▸ **PROBLEM TO WORK ON**
Scan the entries below and return each line that contains "vous".

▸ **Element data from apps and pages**

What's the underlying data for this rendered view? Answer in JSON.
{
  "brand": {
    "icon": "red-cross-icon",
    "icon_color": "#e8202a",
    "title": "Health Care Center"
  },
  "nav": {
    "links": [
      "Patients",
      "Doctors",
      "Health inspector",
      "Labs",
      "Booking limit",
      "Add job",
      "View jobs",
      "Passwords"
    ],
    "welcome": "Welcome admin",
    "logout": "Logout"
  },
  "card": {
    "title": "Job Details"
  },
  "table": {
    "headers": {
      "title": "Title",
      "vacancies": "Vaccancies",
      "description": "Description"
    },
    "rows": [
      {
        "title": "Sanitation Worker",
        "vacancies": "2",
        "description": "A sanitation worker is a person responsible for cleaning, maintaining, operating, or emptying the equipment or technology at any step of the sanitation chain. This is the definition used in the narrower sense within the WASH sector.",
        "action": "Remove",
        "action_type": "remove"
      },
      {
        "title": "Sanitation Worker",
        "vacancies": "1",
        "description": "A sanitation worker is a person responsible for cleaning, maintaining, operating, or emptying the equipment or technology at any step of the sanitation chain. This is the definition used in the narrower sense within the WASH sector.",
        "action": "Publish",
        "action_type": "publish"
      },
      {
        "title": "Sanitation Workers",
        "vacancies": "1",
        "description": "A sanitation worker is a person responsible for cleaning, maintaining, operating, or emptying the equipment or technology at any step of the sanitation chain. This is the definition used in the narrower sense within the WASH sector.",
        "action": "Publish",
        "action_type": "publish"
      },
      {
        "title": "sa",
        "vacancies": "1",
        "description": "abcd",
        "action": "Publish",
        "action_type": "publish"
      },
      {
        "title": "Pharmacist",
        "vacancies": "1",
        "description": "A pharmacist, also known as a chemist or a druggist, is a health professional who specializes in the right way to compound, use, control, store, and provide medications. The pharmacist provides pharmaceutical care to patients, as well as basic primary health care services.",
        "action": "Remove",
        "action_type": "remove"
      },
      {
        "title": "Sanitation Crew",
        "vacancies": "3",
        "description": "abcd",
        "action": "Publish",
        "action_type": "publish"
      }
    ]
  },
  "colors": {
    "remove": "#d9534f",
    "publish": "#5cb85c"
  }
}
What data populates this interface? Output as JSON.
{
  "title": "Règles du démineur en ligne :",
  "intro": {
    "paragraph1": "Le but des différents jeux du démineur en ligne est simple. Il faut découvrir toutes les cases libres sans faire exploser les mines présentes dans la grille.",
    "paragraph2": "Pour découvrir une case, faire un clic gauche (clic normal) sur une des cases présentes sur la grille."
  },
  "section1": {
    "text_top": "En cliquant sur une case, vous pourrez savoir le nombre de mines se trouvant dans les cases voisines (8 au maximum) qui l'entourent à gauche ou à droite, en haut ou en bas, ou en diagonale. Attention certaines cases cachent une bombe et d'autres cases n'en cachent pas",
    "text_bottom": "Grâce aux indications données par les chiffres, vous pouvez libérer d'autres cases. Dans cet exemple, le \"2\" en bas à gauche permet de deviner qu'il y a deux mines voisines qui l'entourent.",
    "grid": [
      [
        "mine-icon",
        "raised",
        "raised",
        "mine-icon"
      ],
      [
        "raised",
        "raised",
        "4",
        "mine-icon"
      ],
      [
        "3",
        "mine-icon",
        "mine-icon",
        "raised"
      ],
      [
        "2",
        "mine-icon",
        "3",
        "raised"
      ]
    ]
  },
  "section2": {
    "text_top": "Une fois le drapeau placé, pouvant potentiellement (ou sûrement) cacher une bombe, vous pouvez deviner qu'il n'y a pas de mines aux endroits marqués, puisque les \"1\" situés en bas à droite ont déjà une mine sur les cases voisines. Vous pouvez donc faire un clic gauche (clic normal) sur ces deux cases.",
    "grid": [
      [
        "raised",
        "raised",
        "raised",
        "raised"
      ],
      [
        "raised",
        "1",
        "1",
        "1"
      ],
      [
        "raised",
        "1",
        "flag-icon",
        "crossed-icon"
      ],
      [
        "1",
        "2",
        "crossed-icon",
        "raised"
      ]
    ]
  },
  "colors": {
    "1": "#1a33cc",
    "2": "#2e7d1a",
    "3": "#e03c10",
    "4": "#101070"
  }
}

▸ **YOUR RESPONSE**
    "text_top": "En cliquant sur une case, vous pourrez savoir le nombre de mines se trouvant dans les cases voisines (8 au maximum) qui l'entourent à gauche ou à droite, en haut ou en bas, ou en diagonale. Attention certaines cases cachent une bombe et d'autres cases n'en cachent pas",
    "text_bottom": "Grâce aux indications données par les chiffres, vous pouvez libérer d'autres cases. Dans cet exemple, le \"2\" en bas à gauche permet de deviner qu'il y a deux mines voisines qui l'entourent.",
    "text_top": "Une fois le drapeau placé, pouvant potentiellement (ou sûrement) cacher une bombe, vous pouvez deviner qu'il n'y a pas de mines aux endroits marqués, puisque les \"1\" situés en bas à droite ont déjà une mine sur les cases voisines. Vous pouvez donc faire un clic gauche (clic normal) sur ces deux cases.",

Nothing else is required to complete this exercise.